A growing number of adults in the United States care for a relative with a long-term illness or disability. Family caregivers provide critical support while incurring substantial private costs, including out of pocket expenses. The Child and Dependent Care Credit (CDCC) allows households to receive tax credits for certain expenses associated with the care of a dependent, defined as a child under 13 or a spouse or other dependent who is incapable of self-care. However, very few childless households claim tax benefits that may be used for elder care. In this paper, we examine the value of the CDCC for qualifying households caring for adults. We first describe CDCC eligibility requirements and benefits across the income distribution and by the relationship of the dependent. We show that potential benefits during 2021 are substantially higher for a coresident dependent parent than for a spouse. We then use data from the Health and Retirement Study to document the size of the population most likely affected by tax credits for elder care, finding that, as of 2016, more than 10 percent of individuals aged 50 to 65 had a coresident spouse or parent in need of assistance with activities of daily living. Using median cost-of-care data, we estimate how state and federal CDCC benefits affect post-tax costs of typical qualifying caregiving services, such as home health aides. We show that the different tax treatment of households with coresident parents and spouses in need of help substantially affects post-tax costs of care.

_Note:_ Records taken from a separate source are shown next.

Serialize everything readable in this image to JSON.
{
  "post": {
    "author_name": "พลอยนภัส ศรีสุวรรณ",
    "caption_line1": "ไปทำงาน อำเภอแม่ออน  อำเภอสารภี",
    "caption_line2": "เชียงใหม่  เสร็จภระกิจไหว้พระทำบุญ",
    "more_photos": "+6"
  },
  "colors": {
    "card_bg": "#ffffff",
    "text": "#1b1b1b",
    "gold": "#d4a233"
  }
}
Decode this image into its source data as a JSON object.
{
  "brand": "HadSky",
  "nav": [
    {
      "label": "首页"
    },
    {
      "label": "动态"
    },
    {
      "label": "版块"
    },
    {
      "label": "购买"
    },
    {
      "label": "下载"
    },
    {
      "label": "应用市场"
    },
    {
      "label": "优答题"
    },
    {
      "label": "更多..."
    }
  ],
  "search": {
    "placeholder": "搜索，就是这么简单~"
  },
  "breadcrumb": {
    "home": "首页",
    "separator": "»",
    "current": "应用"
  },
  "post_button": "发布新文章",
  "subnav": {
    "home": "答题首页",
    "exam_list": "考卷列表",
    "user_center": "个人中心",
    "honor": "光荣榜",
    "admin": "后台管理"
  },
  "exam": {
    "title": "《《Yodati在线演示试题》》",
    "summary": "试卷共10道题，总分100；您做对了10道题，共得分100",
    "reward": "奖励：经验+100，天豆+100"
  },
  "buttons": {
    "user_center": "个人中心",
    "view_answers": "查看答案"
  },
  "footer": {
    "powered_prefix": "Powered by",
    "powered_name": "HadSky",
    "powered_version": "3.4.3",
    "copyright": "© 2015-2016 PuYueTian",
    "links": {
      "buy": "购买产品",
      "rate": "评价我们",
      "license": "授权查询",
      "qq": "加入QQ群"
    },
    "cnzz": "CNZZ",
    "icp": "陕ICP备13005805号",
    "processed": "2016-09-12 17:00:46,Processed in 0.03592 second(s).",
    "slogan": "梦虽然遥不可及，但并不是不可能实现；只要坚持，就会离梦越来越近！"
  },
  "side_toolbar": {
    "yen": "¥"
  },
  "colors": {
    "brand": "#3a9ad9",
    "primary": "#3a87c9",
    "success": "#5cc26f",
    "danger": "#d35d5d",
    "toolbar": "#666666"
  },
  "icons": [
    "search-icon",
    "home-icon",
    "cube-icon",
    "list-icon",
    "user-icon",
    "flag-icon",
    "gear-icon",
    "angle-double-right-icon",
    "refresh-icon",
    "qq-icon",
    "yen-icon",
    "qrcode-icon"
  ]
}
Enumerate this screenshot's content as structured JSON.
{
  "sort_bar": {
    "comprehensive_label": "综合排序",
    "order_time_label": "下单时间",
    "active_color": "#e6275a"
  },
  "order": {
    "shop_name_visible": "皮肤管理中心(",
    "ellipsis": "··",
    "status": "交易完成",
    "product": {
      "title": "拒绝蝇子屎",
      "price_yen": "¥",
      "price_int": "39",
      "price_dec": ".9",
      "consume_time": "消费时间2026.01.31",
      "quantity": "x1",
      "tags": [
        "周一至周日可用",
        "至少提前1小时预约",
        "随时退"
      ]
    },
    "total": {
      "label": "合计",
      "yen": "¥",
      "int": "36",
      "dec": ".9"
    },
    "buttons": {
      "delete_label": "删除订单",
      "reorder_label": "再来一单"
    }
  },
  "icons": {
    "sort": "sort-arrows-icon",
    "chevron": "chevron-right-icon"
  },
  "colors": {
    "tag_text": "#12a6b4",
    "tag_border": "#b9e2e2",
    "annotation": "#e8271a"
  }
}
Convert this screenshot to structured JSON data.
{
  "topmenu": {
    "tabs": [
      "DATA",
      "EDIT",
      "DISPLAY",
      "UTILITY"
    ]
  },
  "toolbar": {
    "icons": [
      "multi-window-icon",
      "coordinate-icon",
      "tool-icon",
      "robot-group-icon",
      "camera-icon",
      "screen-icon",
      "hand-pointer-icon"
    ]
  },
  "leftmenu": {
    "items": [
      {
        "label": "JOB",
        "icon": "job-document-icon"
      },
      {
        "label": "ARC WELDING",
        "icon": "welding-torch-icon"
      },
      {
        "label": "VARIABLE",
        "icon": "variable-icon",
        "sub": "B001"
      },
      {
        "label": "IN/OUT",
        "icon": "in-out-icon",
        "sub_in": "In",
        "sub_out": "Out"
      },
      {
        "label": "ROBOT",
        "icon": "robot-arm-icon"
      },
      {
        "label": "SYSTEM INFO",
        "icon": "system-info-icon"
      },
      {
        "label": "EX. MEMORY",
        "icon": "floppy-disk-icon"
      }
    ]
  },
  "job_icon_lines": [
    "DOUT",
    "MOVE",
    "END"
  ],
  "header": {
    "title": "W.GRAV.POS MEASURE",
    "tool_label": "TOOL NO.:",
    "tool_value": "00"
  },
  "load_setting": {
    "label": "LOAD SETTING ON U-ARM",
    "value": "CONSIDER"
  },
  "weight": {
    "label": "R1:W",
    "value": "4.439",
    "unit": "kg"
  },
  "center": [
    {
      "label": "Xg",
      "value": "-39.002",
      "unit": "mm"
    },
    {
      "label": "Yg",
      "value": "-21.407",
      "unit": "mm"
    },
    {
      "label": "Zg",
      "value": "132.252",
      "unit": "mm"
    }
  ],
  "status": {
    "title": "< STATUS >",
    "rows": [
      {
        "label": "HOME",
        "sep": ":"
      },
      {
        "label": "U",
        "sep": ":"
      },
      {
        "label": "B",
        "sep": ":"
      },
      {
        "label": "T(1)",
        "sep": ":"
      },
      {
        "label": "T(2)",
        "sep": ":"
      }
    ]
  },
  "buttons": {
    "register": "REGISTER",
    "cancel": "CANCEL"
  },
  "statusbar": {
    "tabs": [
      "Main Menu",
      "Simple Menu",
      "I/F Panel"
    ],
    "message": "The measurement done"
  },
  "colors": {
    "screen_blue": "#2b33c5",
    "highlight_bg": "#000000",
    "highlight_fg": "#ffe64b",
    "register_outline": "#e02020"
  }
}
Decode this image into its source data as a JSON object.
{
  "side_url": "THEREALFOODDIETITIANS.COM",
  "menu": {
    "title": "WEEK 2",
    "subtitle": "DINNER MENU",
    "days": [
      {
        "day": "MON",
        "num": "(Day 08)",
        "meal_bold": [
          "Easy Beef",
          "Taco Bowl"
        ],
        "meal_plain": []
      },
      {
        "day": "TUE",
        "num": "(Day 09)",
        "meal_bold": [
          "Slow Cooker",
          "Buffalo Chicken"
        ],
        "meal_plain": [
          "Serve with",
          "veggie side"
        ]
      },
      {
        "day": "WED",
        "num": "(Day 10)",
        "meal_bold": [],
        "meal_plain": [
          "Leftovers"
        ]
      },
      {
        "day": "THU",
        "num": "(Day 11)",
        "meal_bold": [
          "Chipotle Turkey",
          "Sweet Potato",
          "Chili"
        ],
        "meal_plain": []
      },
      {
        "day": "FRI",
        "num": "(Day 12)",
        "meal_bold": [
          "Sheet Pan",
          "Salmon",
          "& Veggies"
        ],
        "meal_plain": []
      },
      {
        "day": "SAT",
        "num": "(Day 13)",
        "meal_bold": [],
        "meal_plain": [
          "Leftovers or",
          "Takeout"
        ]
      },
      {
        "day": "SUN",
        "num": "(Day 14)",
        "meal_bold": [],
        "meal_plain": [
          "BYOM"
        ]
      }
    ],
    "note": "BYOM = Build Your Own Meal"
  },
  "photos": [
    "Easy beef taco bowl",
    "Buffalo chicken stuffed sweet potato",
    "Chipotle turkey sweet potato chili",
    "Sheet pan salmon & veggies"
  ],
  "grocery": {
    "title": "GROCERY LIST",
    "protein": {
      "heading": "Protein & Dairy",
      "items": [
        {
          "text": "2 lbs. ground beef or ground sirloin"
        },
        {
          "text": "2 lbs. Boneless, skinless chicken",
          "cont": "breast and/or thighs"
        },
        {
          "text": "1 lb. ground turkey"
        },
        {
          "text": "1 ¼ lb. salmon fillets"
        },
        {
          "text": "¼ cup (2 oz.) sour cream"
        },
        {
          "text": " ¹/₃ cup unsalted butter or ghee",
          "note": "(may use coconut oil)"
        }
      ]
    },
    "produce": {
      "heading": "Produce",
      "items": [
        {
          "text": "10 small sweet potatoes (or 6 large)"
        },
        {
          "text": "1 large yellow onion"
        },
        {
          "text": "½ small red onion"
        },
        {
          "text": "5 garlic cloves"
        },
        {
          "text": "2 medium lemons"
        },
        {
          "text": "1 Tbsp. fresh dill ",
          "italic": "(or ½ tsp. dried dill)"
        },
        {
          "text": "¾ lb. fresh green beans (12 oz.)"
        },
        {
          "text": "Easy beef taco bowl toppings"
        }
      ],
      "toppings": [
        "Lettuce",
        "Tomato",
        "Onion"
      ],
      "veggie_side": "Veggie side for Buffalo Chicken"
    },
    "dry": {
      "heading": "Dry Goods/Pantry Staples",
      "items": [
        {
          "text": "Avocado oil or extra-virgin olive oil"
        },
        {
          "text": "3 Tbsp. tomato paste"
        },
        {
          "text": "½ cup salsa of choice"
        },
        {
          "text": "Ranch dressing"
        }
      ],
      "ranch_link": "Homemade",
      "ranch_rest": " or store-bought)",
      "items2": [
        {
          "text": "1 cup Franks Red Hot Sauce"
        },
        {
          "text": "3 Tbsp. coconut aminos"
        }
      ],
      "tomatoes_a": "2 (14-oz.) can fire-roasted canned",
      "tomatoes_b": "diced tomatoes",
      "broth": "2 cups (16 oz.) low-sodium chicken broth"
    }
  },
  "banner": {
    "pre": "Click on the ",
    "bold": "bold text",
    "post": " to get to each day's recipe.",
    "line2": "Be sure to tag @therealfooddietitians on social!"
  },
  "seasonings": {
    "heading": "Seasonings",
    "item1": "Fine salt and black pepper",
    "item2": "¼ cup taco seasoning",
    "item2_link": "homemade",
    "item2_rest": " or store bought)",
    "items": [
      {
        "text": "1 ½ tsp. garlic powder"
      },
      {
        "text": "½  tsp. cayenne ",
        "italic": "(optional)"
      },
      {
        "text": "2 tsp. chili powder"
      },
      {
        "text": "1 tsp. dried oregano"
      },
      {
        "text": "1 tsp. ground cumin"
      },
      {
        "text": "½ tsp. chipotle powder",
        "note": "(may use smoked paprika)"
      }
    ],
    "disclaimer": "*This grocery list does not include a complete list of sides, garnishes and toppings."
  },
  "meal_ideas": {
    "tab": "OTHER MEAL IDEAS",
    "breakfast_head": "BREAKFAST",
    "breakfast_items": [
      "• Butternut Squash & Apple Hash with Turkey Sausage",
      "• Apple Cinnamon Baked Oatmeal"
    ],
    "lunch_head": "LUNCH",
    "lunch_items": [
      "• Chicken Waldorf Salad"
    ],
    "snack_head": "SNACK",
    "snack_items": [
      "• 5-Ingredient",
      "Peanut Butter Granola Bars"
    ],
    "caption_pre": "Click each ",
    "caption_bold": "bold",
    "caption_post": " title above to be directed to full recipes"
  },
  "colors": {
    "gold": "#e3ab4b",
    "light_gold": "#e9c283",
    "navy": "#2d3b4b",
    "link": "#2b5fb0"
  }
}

This paper demonstrates the potential benefits of the CDCC for families caring for older adults, highlights important heterogeneity in the value of the credit across family types, and lays the groundwork for future investigations into how to design comprehensive tax credits for older adults and their caregivers.
Tax Credits in Rural and Economically Distressed Areas: More Bang Per Buck?
Numerous papers show that Earned Income Tax Credit (EITC) expansions have increased maternal labor supply, but little is known about how this effect differs by metropolitan status. Using various datasets and exploiting several EITC expansions, I find that the EITC consistently had larger positive effects on the labor supply of unmarried mothers in rural and economically distressed areas. Among married mothers, I find small negative effects in suburban and urban areas and small positive effects in rural areas. I also replicate and extend previous EITC research to show that these effects hold for EITC expansions spanning 1975 to the 2010s.
The Effects of the Child Tax Credit on Labor Supply
The Child Tax Credit (CTC) is a major earnings subsidy in the US tax and transfer system, but its effects have received little research attention compared to the Earned Income Tax Credit (EITC). I identify the effects of the CTC on extensive margin labor supply using a difference-in-discontinuities design, exploiting the fact that parents lose eligibility for the credit when a child turns 17 before the end of a tax year. Focusing on the credit's effects among lower-income households in Census surveys and administrative tax data, I find that loss of the credit leads to a fall in parental employment, with elasticities comparable to those found in studies of the EITC. These findings suggest tax credits continue to have substantial labor supply effects for low-income households in the post-welfare reform era.
New York University
H2 - Taxation, Subsidies, and Revenue
H4 - Publicly Provided Goods